Abstract | It is claimed that the prolonged inauspicious prospects of democratisation in the Arab Muslim world is due to cultural reasons that are related to Islam and the Arab culture. In 2011, Egypt, the most populated Arab country, witnessed a mass revolution that ended up overthrowing the only democratically-elected president in competitive elections in Egypt’s modern history. The negative political experience that Egyptians survived in the few years that followed the revolution is argued to have led to a relapse of mass authoritarian attitudes after short-lived prospects of democratisation.
In this paper, the author shows that Egypt’s Arab Spring experience should lead us to cast doubts over the cultural argument. First, the author shows that both religious and nonreligious Egyptians behaved similarly: it was only when they perceived democracy as advantageous that they supported it. When they gained political control, however, they expressed less belief in democracy. Second, some evidence is shown that religion only mattered when it was relevant to the structure of political competition. When it is not, its effect largely disappeared.

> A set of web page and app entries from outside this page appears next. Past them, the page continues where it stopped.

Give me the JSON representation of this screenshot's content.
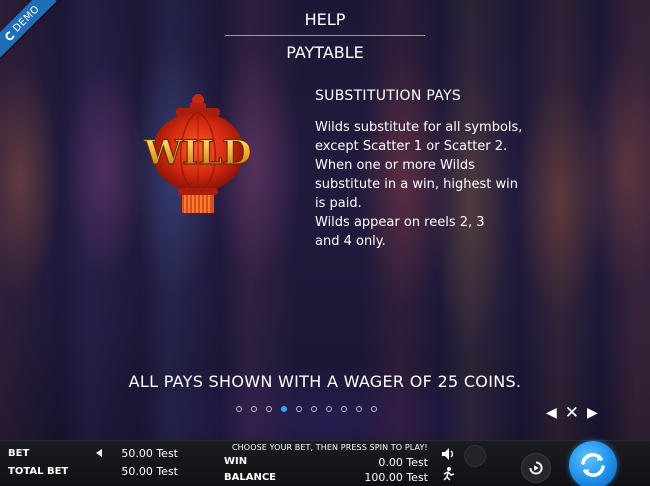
{
  "demo_badge": {
    "text": "DEMO"
  },
  "header": {
    "help_title": "HELP",
    "paytable_title": "PAYTABLE"
  },
  "symbol": {
    "label": "WILD",
    "icon": "wild-lantern-icon",
    "colors": {
      "lantern": "#c42a12",
      "gold": "#f2b43a"
    }
  },
  "info": {
    "heading": "SUBSTITUTION PAYS",
    "lines": [
      "Wilds substitute for all symbols,",
      "except Scatter 1 or Scatter 2.",
      "When one or more Wilds",
      "substitute in a win, highest win",
      "is paid.",
      "Wilds appear on reels 2, 3",
      "and 4 only."
    ]
  },
  "pays_note": "ALL PAYS SHOWN WITH A WAGER OF 25 COINS.",
  "pager": {
    "total": 10,
    "active_index": 3,
    "accent": "#35a6ff"
  },
  "nav": {
    "prev": "◀",
    "close": "✕",
    "next": "▶"
  },
  "bottom_bar": {
    "bet_label": "BET",
    "bet_value": "50.00 Test",
    "total_bet_label": "TOTAL BET",
    "total_bet_value": "50.00 Test",
    "prompt": "CHOOSE YOUR BET, THEN PRESS SPIN TO PLAY!",
    "win_label": "WIN",
    "win_value": "0.00 Test",
    "balance_label": "BALANCE",
    "balance_value": "100.00 Test"
  }
}
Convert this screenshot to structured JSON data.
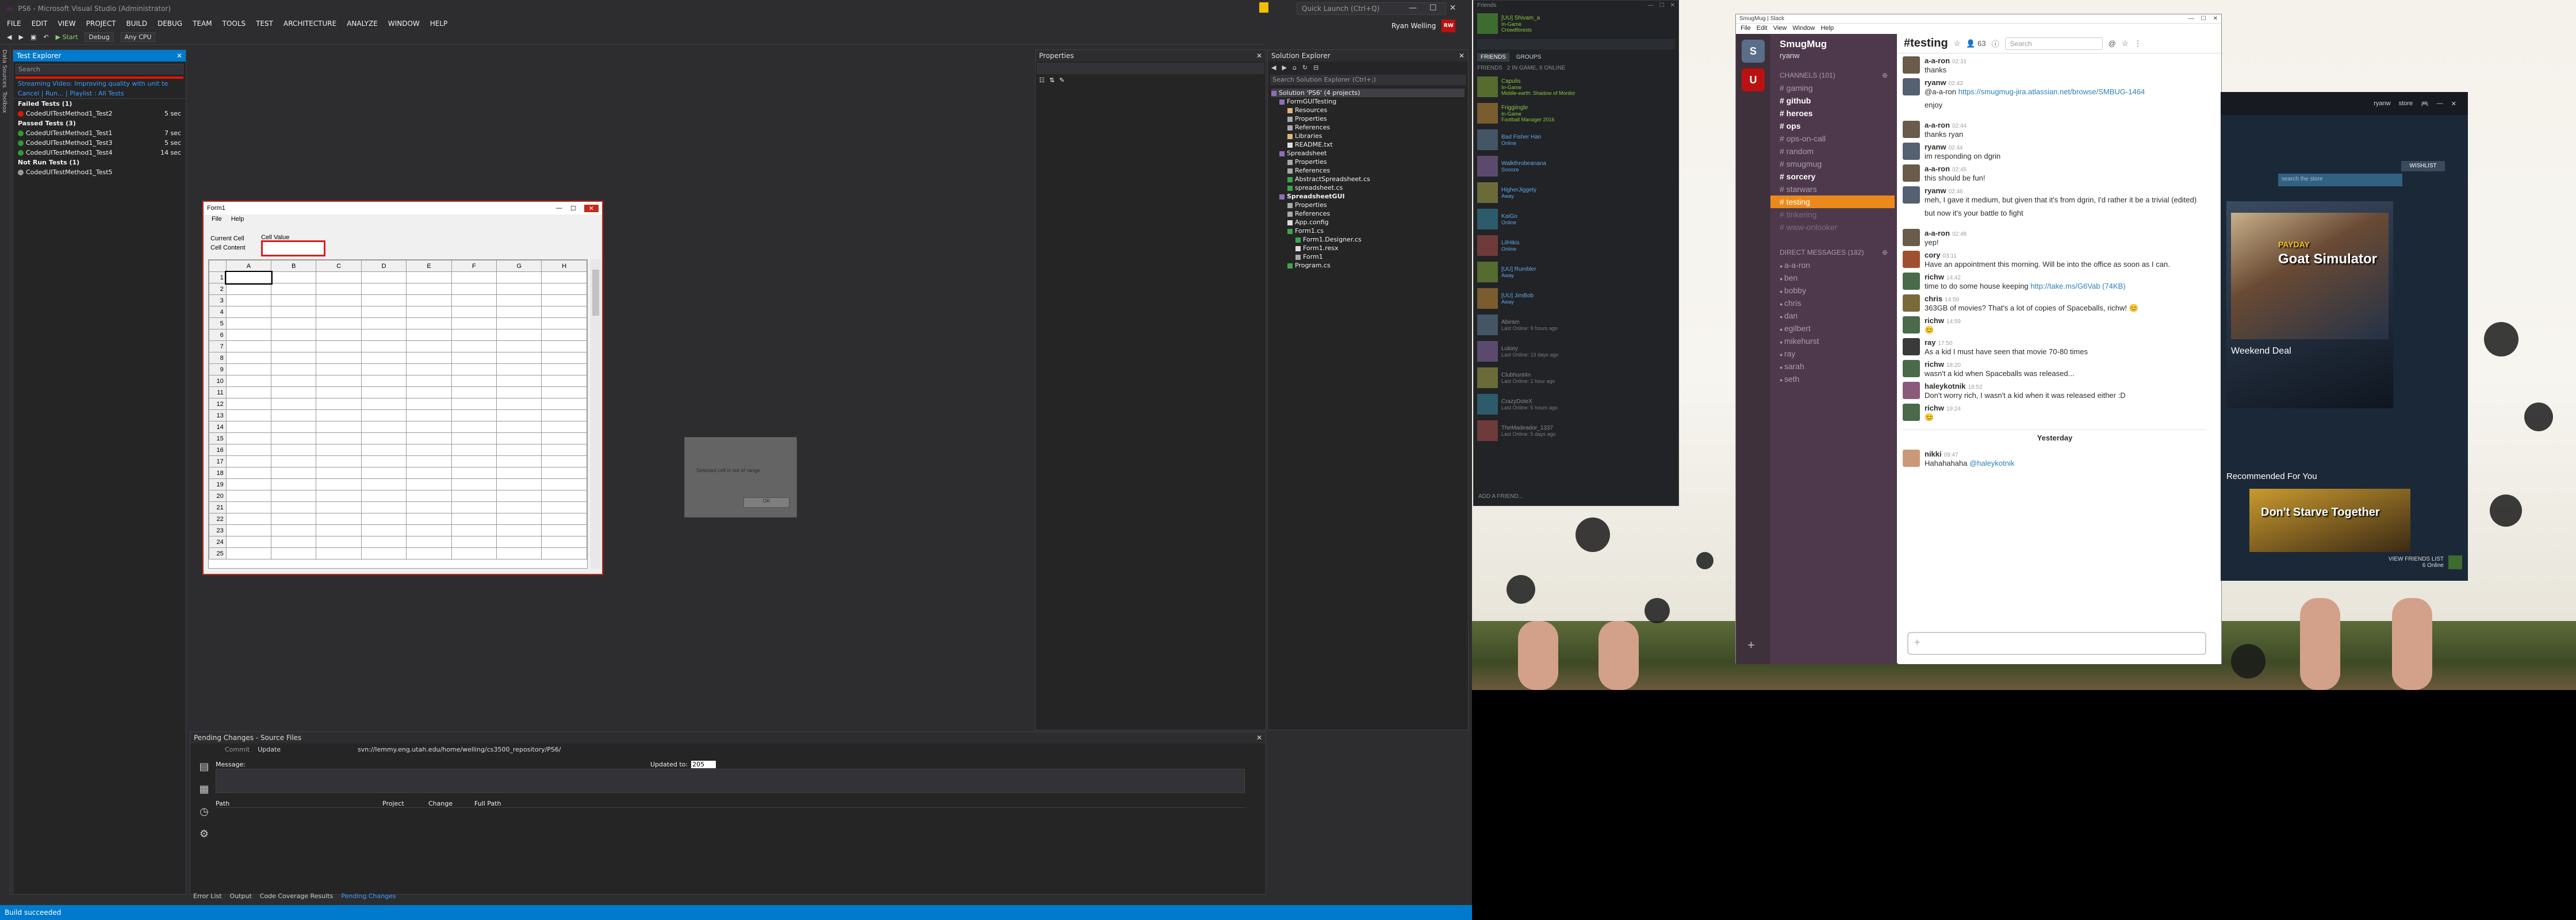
{
  "vs": {
    "title": "PS6 - Microsoft Visual Studio (Administrator)",
    "quick_launch": "Quick Launch (Ctrl+Q)",
    "user": "Ryan Welling",
    "user_initials": "RW",
    "menu": [
      "FILE",
      "EDIT",
      "VIEW",
      "PROJECT",
      "BUILD",
      "DEBUG",
      "TEAM",
      "TOOLS",
      "TEST",
      "ARCHITECTURE",
      "ANALYZE",
      "WINDOW",
      "HELP"
    ],
    "toolbar": {
      "start": "Start",
      "config": "Debug",
      "platform": "Any CPU"
    },
    "left_strip": [
      "Data Sources",
      "Toolbox"
    ],
    "test_explorer": {
      "title": "Test Explorer",
      "search": "Search",
      "warning": "Streaming Video: Improving quality with unit te",
      "links": "Cancel | Run... | Playlist : All Tests",
      "groups": [
        {
          "label": "Failed Tests (1)",
          "color": "#e51400",
          "tests": [
            {
              "name": "CodedUITestMethod1_Test2",
              "time": "5 sec"
            }
          ]
        },
        {
          "label": "Passed Tests (3)",
          "color": "#339933",
          "tests": [
            {
              "name": "CodedUITestMethod1_Test1",
              "time": "7 sec"
            },
            {
              "name": "CodedUITestMethod1_Test3",
              "time": "5 sec"
            },
            {
              "name": "CodedUITestMethod1_Test4",
              "time": "14 sec"
            }
          ]
        },
        {
          "label": "Not Run Tests (1)",
          "color": "#999999",
          "tests": [
            {
              "name": "CodedUITestMethod1_Test5",
              "time": ""
            }
          ]
        }
      ]
    },
    "form": {
      "title": "Form1",
      "menu": [
        "File",
        "Help"
      ],
      "current_cell_label": "Current Cell",
      "cell_value_label": "Cell Value",
      "cell_content_label": "Cell Content",
      "columns": [
        "A",
        "B",
        "C",
        "D",
        "E",
        "F",
        "G",
        "H"
      ],
      "rows": [
        "1",
        "2",
        "3",
        "4",
        "5",
        "6",
        "7",
        "8",
        "9",
        "10",
        "11",
        "12",
        "13",
        "14",
        "15",
        "16",
        "17",
        "18",
        "19",
        "20",
        "21",
        "22",
        "23",
        "24",
        "25"
      ]
    },
    "ghost_dialog": {
      "text": "Selected cell is out of range.",
      "button": "OK"
    },
    "properties": {
      "title": "Properties"
    },
    "solution_explorer": {
      "title": "Solution Explorer",
      "search": "Search Solution Explorer (Ctrl+;)",
      "items": [
        "Solution 'PS6' (4 projects)",
        "FormGUITesting",
        "Resources",
        "Properties",
        "References",
        "Libraries",
        "README.txt",
        "Spreadsheet",
        "Properties",
        "References",
        "AbstractSpreadsheet.cs",
        "spreadsheet.cs",
        "SpreadsheetGUI",
        "Properties",
        "References",
        "App.config",
        "Form1.cs",
        "Form1.Designer.cs",
        "Form1.resx",
        "Form1",
        "Program.cs"
      ]
    },
    "pending": {
      "title": "Pending Changes - Source Files",
      "actions": [
        "Commit",
        "Update"
      ],
      "path": "svn://lemmy.eng.utah.edu/home/welling/cs3500_repository/PS6/",
      "message_label": "Message:",
      "updated_label": "Updated to:",
      "updated_value": "205",
      "columns": [
        "Path",
        "Project",
        "Change",
        "Full Path"
      ],
      "tabs": [
        "Error List",
        "Output",
        "Code Coverage Results",
        "Pending Changes"
      ]
    },
    "status": "Build succeeded"
  },
  "steam": {
    "header": "Friends",
    "me": {
      "name": "[UU] Shivam_a",
      "status": "In-Game",
      "game": "Crowdforests"
    },
    "tabs": [
      "FRIENDS",
      "GROUPS"
    ],
    "section": "FRIENDS",
    "online": "2 IN GAME, 6 ONLINE",
    "friends": [
      {
        "name": "Capulis",
        "status": "In-Game",
        "sub": "Middle-earth: Shadow of Mordor",
        "state": "ingame"
      },
      {
        "name": "Friggiingle",
        "status": "In-Game",
        "sub": "Football Manager 2016",
        "state": "ingame"
      },
      {
        "name": "Bad Fisher Han",
        "status": "Online",
        "sub": "",
        "state": "online"
      },
      {
        "name": "Walkthrobeanana",
        "status": "Snooze",
        "sub": "",
        "state": "online"
      },
      {
        "name": "HigherJiggety",
        "status": "Away",
        "sub": "",
        "state": "online"
      },
      {
        "name": "KaiGo",
        "status": "Online",
        "sub": "",
        "state": "online"
      },
      {
        "name": "LilHikis",
        "status": "Online",
        "sub": "",
        "state": "online"
      },
      {
        "name": "[UU] Rumbler",
        "status": "Away",
        "sub": "",
        "state": "online"
      },
      {
        "name": "[UU] JimBob",
        "status": "Away",
        "sub": "",
        "state": "online"
      },
      {
        "name": "Abiram",
        "status": "Last Online: 9 hours ago",
        "sub": "",
        "state": "off"
      },
      {
        "name": "Lukiey",
        "status": "Last Online: 13 days ago",
        "sub": "",
        "state": "off"
      },
      {
        "name": "Clubhunt4n",
        "status": "Last Online: 1 hour ago",
        "sub": "",
        "state": "off"
      },
      {
        "name": "CrazyDoteX",
        "status": "Last Online: 5 hours ago",
        "sub": "",
        "state": "off"
      },
      {
        "name": "TheMadeador_1337",
        "status": "Last Online: 5 days ago",
        "sub": "",
        "state": "off"
      }
    ],
    "add": "ADD A FRIEND..."
  },
  "slack": {
    "window_title": "SmugMug | Slack",
    "menu": [
      "File",
      "Edit",
      "View",
      "Window",
      "Help"
    ],
    "team": "SmugMug",
    "me": "ryanw",
    "channels_label": "CHANNELS (101)",
    "channels": [
      {
        "name": "# gaming",
        "style": ""
      },
      {
        "name": "# github",
        "style": "bold"
      },
      {
        "name": "# heroes",
        "style": "bold"
      },
      {
        "name": "# ops",
        "style": "bold"
      },
      {
        "name": "# ops-on-call",
        "style": ""
      },
      {
        "name": "# random",
        "style": ""
      },
      {
        "name": "# smugmug",
        "style": ""
      },
      {
        "name": "# sorcery",
        "style": "bold"
      },
      {
        "name": "# starwars",
        "style": ""
      },
      {
        "name": "# testing",
        "style": "sel"
      },
      {
        "name": "# tinkering",
        "style": "faded"
      },
      {
        "name": "# www-onlooker",
        "style": "faded"
      }
    ],
    "dm_label": "DIRECT MESSAGES (182)",
    "dms": [
      "a-a-ron",
      "ben",
      "bobby",
      "chris",
      "dan",
      "egilbert",
      "mikehurst",
      "ray",
      "sarah",
      "seth"
    ],
    "channel": "testing",
    "members": "63",
    "search": "Search",
    "messages": [
      {
        "who": "a-a-ron",
        "ts": "02:31",
        "lines": [
          "thanks"
        ],
        "link": ""
      },
      {
        "who": "ryanw",
        "ts": "02:43",
        "lines": [
          "@a-a-ron"
        ],
        "link": "https://smugmug-jira.atlassian.net/browse/SMBUG-1464"
      },
      {
        "who": "",
        "ts": "",
        "lines": [
          "enjoy"
        ],
        "link": ""
      },
      {
        "who": "a-a-ron",
        "ts": "02:44",
        "lines": [
          "thanks ryan"
        ],
        "link": ""
      },
      {
        "who": "ryanw",
        "ts": "02:44",
        "lines": [
          "im responding on dgrin"
        ],
        "link": ""
      },
      {
        "who": "a-a-ron",
        "ts": "02:45",
        "lines": [
          "this should be fun!"
        ],
        "link": ""
      },
      {
        "who": "ryanw",
        "ts": "02:46",
        "lines": [
          "meh, I gave it medium, but given that it's from dgrin, I'd rather it be a trivial (edited)"
        ],
        "link": ""
      },
      {
        "who": "",
        "ts": "",
        "lines": [
          "but now it's your battle to fight"
        ],
        "link": ""
      },
      {
        "who": "a-a-ron",
        "ts": "02:48",
        "lines": [
          "yep!"
        ],
        "link": ""
      },
      {
        "who": "cory",
        "ts": "03:11",
        "lines": [
          "Have an appointment this morning.  Will be into the office as soon as I can."
        ],
        "link": ""
      },
      {
        "who": "richw",
        "ts": "14:42",
        "lines": [
          "time to do some house keeping"
        ],
        "link": "http://take.ms/G6Vab (74KB)"
      },
      {
        "who": "chris",
        "ts": "14:59",
        "lines": [
          "363GB of movies? That's a lot of copies of Spaceballs, richw! 😊"
        ],
        "link": ""
      },
      {
        "who": "richw",
        "ts": "14:59",
        "lines": [
          "😊"
        ],
        "link": ""
      },
      {
        "who": "ray",
        "ts": "17:50",
        "lines": [
          "As a kid I must have seen that movie 70-80 times"
        ],
        "link": ""
      },
      {
        "who": "richw",
        "ts": "18:20",
        "lines": [
          "wasn't a kid when Spaceballs was released..."
        ],
        "link": ""
      },
      {
        "who": "haleykotnik",
        "ts": "18:52",
        "lines": [
          "Don't worry rich, I wasn't a kid when it was released either :D"
        ],
        "link": ""
      },
      {
        "who": "richw",
        "ts": "19:24",
        "lines": [
          "😊"
        ],
        "link": ""
      }
    ],
    "day_divider": "Yesterday",
    "last_message": {
      "who": "nikki",
      "ts": "09:47",
      "text": "Hahahahaha",
      "mention": "@haleykotnik"
    }
  },
  "store": {
    "top": [
      "ryanw",
      "store"
    ],
    "wishlist": "WISHLIST",
    "search": "search the store",
    "game_title": "Goat Simulator",
    "game_sub": "PAYDAY",
    "deal": "Weekend Deal",
    "recommended": "Recommended For You",
    "rec_game": "Don't Starve Together",
    "friends_list": "VIEW FRIENDS LIST",
    "online_count": "6 Online"
  }
}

Speaker | Mohamed Nasr joined the EUI in September 2018 as a PhD researcher in the SPS department. Before joining the EUI, he obtained a BSc in Political Science and Economics from Cairo University, a joint MPhil in Political Science from Cairo University & Hamburg University, and a MSc in Politics Research from the University of Oxford. He also works as an assistant lecturer in the department of political science at Cairo University (on leave). His research interests include democratisation, voting behaviour, research methods, and statistical and causal inference.